Pucić started writing poetry in 1840. He was initially writing romantic lyrics, but later moved towards a more national epic style.
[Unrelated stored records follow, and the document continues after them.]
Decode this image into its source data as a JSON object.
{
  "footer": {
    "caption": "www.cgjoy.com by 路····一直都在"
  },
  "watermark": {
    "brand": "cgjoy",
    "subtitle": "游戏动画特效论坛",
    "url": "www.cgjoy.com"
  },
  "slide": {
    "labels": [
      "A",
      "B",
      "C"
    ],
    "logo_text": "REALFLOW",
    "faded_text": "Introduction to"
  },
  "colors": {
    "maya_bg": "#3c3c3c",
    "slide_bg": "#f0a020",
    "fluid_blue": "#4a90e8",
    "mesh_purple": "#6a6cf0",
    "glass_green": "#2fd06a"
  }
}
Some of his more important works include:

  • Slovjanska antologija iz rukopisah dubrovačkih pjesnikah (Slavic Anthology from the Manuscripts of Dubrovnik Poets), 1844
  • Talijanke (Italian Women), 1849 (elegies)
  • Spomenici srpski od godine 1395. do 1423. (Serbian monuments from Year 1395 to 1423), book I, Belgrade 1858 and book II, Belgrade 1862
  • Dei canti popolari illirici, discorso detto Adam Mickiewicz, Zara 1860
  • Giovanni Gundulich. vita (Ivan Gundulić), from Favilla journal, Trieste, 1843, №XIX, p. 293-301
  • Pjesme (Poems), 186 and 1879
  • Karađurđevka, 1864
  • Kasnachich G. (Giovanni) Augusto e O.P (Orsato Pozza) sugli slavi from giornale Dalmazia 1847 n. p. 43
  • Le nozze di Platone, o dialogo dell amore, tradotto nell´occasione delle nozze di sua sorella Anna (con Marino Giorgi) dal Conte Orsato Pozza, Trieste 1857
  • Compendio della storia di Ragusa dall´originale italiano di G. Resti per cura di O. Pozza, Zara 1856

See alsoEdit
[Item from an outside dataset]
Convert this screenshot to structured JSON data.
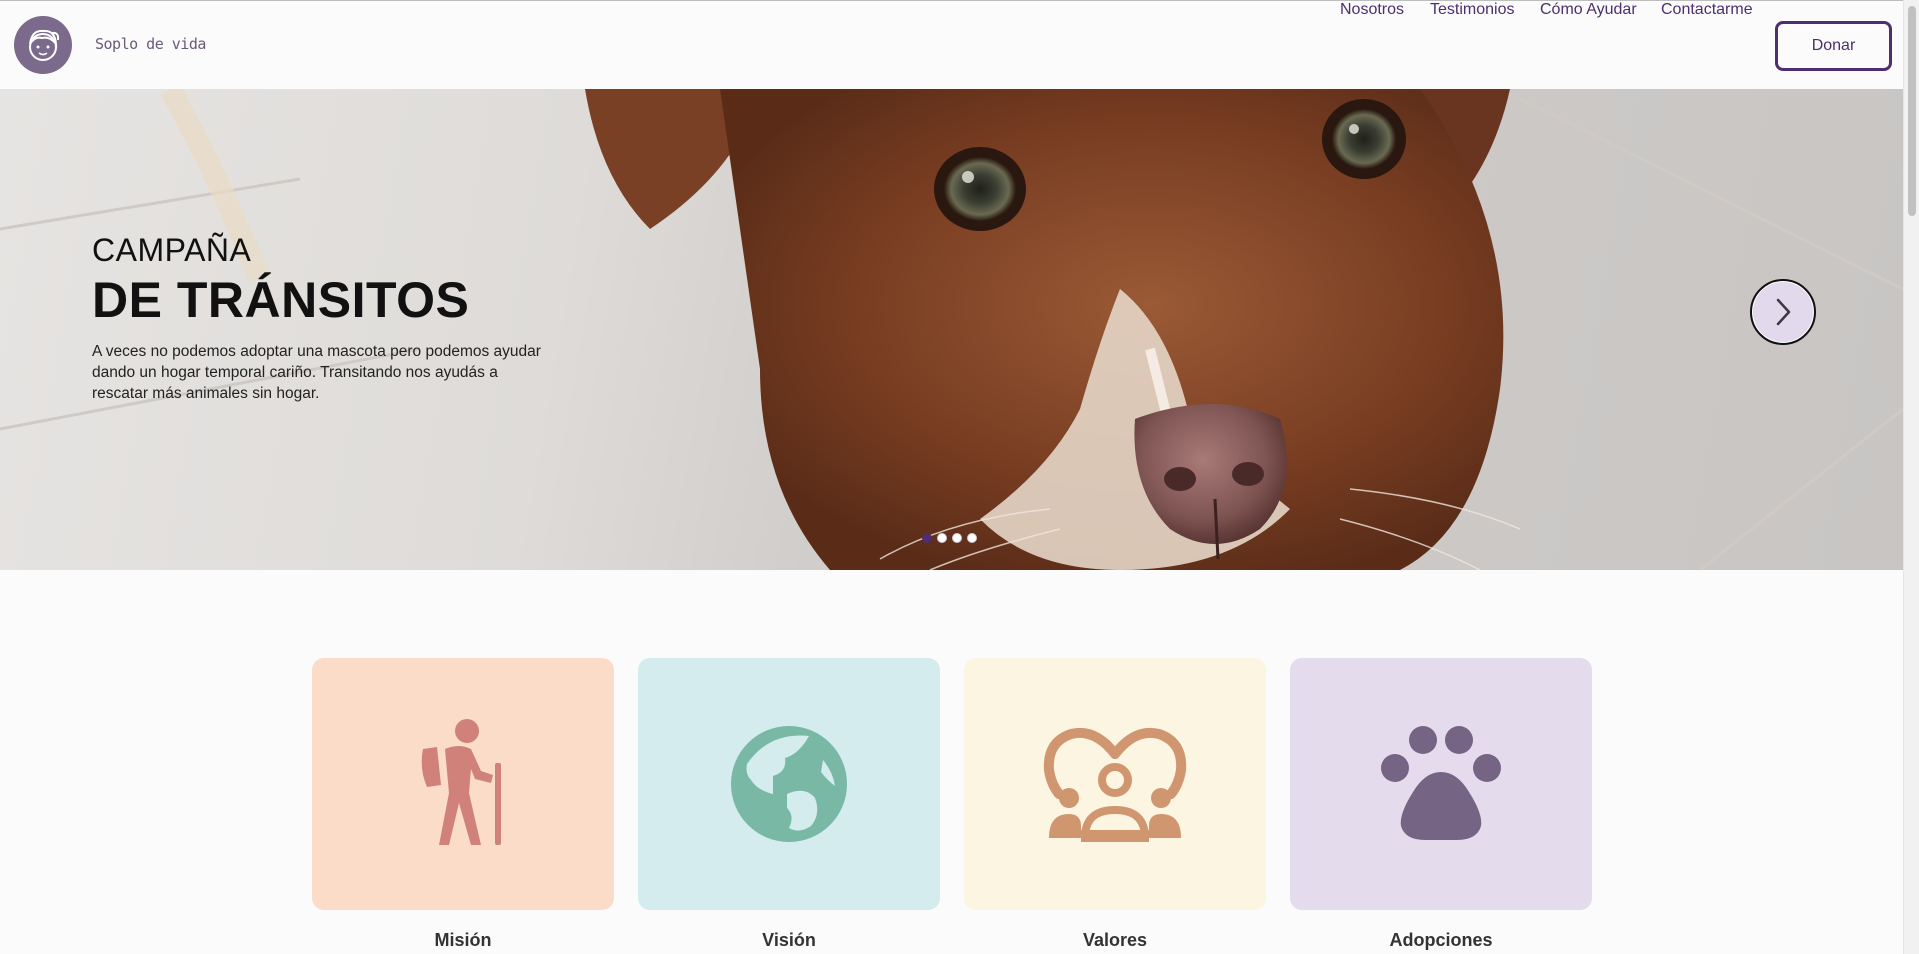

  1. ^ a b Banac 1983, pp. 455
  2. ^ Nikola Tolja, Dubrovacki Srbi katolici - istine i zablude, Dubrovnik 2012
  4. ^ "Tatjana Rakic - Pokret Srba katolika u XIX veku". Retrieved 2019-11-19.
  5. ^ Bianchini, Stefano (2017-09-29). Liquid Nationalism and State Partitions in Europe. Edward Elgar Publishing. ISBN 9781786436610.
  6. ^ Hajdarpasic, Edin (2015-09-03). Whose Bosnia?: Nationalism and Political Imagination in the Balkans, 1840–1914. Cornell University Press. ISBN 9780801453717.
  • Banac, Ivo (1983). "The Confessional "Rule" and the Dubrovnik Exception: The Origins of the "Serb-Catholic" Circle in Nineteenth-Century Dalmatia". Slavic Review. 42 (3). pp. 448–474. JSTOR 2496046.

External linksEdit